**** Source records

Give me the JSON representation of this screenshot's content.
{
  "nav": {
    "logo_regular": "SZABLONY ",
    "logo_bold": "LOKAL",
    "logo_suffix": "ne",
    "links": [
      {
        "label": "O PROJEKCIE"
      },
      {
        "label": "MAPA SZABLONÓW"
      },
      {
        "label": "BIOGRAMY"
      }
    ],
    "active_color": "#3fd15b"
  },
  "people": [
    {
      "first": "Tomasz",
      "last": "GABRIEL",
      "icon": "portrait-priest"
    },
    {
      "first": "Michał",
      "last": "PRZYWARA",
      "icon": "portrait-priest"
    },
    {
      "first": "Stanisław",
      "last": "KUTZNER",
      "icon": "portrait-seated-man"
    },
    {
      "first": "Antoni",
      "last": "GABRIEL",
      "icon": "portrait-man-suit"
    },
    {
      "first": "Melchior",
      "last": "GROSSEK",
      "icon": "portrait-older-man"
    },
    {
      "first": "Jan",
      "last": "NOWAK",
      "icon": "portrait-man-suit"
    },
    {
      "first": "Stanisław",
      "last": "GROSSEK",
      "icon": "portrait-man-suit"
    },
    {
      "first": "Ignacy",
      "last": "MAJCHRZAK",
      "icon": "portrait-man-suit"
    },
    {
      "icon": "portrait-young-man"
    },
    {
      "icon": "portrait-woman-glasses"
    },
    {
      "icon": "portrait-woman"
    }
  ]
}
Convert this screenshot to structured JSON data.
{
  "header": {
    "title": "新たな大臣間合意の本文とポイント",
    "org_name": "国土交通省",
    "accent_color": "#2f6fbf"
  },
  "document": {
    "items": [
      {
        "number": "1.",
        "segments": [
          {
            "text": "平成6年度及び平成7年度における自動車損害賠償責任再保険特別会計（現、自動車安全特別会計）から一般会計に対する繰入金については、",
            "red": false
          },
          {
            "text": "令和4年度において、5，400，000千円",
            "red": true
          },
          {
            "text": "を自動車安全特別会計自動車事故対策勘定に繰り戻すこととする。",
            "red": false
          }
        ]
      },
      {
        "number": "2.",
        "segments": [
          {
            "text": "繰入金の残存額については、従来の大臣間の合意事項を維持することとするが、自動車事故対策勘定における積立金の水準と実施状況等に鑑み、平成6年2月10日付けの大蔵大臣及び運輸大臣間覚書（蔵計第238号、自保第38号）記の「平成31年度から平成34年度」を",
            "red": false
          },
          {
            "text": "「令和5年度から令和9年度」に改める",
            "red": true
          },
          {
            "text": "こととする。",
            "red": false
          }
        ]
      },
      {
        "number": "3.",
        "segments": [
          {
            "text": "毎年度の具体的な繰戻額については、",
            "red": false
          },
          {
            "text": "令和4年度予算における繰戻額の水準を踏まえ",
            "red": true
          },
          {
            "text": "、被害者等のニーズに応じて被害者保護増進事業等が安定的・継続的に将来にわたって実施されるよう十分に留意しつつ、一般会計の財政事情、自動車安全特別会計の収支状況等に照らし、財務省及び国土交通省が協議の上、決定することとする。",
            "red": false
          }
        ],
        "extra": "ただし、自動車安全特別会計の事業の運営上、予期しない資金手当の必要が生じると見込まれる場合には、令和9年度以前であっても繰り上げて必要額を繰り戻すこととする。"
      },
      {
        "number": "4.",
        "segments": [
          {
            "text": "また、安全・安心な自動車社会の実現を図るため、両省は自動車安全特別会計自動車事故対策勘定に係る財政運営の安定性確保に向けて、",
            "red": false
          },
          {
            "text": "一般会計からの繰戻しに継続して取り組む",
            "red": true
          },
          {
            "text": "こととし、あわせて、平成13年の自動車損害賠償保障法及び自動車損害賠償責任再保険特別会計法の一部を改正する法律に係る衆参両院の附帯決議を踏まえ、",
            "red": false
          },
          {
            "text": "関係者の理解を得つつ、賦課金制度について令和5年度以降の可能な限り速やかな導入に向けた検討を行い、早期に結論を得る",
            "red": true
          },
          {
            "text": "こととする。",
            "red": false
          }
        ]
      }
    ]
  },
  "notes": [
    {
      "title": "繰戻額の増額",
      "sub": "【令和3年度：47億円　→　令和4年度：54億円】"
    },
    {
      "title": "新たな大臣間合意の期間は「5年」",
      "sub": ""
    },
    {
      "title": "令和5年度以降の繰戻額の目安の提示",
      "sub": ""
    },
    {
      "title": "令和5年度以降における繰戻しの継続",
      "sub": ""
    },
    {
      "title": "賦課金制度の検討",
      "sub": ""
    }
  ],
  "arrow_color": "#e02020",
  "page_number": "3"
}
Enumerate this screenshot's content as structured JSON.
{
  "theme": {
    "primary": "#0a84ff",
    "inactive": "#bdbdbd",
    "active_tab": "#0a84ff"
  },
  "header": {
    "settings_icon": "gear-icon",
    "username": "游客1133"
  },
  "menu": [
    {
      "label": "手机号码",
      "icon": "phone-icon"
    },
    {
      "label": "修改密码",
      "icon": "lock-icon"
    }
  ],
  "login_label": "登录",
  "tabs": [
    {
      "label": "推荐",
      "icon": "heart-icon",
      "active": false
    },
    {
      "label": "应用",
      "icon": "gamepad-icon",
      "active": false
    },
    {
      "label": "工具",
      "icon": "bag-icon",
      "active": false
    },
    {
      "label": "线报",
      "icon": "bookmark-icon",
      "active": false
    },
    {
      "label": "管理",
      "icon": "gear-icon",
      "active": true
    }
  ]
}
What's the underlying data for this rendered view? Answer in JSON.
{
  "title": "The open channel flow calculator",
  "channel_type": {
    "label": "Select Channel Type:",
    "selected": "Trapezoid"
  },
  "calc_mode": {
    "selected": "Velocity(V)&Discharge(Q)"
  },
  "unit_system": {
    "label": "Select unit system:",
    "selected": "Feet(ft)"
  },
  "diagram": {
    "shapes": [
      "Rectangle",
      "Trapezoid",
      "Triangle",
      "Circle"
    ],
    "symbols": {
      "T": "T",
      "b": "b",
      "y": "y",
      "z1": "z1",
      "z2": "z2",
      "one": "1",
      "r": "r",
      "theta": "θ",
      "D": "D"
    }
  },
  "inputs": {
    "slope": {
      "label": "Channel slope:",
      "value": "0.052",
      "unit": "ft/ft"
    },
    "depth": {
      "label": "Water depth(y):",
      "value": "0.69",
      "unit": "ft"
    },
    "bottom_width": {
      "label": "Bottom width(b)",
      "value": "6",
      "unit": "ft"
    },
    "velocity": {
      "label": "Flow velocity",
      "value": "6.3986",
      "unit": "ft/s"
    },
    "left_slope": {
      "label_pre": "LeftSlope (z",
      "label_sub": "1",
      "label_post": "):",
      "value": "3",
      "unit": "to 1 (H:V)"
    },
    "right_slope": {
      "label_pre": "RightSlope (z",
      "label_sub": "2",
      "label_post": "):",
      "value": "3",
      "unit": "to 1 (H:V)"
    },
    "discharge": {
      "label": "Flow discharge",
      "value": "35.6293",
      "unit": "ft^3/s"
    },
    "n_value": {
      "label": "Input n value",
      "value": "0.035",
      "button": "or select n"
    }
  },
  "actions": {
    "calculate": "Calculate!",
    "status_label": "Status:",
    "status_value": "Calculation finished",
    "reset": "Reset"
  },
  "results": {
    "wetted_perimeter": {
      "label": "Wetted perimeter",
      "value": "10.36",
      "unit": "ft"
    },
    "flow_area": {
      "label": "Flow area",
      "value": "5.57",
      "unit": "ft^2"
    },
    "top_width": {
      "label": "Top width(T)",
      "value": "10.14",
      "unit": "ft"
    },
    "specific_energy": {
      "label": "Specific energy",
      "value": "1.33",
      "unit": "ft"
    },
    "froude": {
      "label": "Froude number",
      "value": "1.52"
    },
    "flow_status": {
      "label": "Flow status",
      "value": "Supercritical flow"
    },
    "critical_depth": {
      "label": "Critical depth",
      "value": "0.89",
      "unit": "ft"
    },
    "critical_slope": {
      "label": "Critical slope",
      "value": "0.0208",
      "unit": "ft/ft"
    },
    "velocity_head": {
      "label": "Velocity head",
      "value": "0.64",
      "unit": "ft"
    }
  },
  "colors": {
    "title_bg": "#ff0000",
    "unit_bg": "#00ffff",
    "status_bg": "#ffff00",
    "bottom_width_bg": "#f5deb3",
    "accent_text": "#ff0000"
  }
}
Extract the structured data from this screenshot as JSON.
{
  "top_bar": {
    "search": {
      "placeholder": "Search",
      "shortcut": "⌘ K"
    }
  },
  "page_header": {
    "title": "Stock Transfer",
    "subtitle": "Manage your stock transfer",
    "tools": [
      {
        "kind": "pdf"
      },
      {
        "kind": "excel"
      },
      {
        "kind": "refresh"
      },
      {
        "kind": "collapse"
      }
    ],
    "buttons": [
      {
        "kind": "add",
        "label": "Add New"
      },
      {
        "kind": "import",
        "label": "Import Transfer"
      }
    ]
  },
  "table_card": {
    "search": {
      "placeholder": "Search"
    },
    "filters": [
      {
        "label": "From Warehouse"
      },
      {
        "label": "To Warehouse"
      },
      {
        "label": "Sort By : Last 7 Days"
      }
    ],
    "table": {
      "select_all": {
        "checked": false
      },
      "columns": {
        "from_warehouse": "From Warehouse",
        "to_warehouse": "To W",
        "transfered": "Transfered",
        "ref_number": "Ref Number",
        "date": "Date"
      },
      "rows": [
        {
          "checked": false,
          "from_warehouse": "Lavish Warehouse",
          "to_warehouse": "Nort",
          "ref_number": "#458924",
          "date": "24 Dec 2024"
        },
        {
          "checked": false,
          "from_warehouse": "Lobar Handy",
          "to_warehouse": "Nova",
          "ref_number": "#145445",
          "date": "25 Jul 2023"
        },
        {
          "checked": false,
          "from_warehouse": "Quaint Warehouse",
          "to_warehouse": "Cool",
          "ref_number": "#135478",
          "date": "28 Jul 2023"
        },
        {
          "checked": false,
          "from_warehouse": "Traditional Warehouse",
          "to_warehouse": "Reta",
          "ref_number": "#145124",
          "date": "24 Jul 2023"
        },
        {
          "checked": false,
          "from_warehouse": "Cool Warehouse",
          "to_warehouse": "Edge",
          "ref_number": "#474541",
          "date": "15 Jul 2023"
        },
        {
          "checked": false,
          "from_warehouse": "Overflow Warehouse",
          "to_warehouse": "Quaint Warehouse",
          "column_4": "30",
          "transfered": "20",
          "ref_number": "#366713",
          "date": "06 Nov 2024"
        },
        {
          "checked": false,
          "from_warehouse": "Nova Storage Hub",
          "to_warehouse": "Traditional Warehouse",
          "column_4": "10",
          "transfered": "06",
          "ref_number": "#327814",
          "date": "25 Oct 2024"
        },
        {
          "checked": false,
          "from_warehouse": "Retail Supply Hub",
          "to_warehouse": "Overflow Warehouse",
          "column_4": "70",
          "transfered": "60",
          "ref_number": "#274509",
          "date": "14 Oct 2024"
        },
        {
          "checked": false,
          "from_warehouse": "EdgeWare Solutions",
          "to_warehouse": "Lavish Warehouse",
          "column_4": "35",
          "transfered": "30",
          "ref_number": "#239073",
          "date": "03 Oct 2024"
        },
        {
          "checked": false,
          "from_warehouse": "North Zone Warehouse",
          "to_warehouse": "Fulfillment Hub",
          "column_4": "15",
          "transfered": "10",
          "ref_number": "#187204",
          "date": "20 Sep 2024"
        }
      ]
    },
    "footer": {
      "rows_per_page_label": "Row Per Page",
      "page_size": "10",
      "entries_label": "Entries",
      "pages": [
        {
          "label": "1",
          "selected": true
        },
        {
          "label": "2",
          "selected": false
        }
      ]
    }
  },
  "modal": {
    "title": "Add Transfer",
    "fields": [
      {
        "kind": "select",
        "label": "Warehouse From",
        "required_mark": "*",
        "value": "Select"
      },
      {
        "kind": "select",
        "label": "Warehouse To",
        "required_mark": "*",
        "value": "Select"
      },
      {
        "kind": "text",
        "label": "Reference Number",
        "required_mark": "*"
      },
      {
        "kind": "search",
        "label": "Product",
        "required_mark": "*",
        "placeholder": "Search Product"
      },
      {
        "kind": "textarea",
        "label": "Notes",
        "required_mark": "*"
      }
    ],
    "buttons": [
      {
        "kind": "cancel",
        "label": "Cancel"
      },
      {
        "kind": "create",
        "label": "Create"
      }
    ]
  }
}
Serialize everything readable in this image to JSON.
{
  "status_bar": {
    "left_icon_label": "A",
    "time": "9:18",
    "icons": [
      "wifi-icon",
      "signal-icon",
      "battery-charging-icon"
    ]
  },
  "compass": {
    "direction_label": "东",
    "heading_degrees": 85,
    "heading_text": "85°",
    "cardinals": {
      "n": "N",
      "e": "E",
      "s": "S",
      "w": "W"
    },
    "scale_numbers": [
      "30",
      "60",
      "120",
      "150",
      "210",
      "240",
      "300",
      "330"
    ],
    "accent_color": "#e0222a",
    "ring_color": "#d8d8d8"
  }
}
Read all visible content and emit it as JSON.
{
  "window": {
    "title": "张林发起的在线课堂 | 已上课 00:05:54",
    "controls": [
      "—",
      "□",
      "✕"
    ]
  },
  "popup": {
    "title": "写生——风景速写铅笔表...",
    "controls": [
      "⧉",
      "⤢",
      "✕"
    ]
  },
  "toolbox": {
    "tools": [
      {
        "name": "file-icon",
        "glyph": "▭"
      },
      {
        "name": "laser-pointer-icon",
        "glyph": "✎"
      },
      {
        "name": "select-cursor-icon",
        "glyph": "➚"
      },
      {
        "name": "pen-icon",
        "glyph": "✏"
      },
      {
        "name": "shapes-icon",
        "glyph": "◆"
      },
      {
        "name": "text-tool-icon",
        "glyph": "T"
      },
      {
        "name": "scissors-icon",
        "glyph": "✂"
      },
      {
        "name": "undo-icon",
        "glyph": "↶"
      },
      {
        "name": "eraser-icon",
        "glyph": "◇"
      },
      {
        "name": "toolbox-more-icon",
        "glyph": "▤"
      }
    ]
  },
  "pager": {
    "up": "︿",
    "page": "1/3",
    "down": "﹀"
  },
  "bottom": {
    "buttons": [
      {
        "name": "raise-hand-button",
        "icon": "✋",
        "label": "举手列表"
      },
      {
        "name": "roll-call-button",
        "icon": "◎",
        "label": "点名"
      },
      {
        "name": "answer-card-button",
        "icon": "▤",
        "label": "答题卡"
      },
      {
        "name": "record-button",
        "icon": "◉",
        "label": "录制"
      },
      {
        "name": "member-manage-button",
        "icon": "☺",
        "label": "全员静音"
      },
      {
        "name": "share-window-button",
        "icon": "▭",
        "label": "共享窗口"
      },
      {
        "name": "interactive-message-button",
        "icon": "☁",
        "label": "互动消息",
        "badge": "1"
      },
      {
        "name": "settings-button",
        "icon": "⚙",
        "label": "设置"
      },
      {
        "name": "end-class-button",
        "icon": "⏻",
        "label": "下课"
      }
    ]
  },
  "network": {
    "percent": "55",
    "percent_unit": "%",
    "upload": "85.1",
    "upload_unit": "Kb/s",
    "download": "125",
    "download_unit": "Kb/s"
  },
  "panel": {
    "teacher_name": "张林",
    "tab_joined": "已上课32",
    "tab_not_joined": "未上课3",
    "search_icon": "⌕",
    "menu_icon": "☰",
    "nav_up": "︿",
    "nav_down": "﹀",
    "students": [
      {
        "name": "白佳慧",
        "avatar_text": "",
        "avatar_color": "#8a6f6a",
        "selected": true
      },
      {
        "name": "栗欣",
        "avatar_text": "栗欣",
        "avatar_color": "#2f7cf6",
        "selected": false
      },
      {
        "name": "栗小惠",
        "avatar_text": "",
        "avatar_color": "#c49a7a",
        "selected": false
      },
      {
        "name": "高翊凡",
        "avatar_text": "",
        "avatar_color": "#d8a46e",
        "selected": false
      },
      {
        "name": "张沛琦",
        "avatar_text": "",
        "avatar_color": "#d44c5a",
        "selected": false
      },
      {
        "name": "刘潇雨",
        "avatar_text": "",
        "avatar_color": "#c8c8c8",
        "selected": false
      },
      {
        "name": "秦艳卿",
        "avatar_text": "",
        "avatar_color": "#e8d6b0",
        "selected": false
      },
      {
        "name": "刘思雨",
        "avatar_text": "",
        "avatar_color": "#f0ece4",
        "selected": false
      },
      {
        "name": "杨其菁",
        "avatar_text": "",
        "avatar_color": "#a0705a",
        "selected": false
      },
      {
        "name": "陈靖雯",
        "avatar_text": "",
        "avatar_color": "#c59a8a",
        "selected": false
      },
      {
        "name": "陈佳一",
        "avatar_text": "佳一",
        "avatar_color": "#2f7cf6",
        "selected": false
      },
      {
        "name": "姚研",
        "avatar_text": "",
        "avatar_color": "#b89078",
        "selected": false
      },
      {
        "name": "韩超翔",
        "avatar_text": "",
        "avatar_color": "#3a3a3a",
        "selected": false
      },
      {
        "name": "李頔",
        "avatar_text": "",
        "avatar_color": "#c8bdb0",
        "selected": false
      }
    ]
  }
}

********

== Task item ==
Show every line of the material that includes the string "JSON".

== Answer box ==
Give me the JSON representation of this screenshot's content.
Convert this screenshot to structured JSON data.
Enumerate this screenshot's content as structured JSON.
What's the underlying data for this rendered view? Answer in JSON.
Extract the structured data from this screenshot as JSON.
Serialize everything readable in this image to JSON.
Read all visible content and emit it as JSON.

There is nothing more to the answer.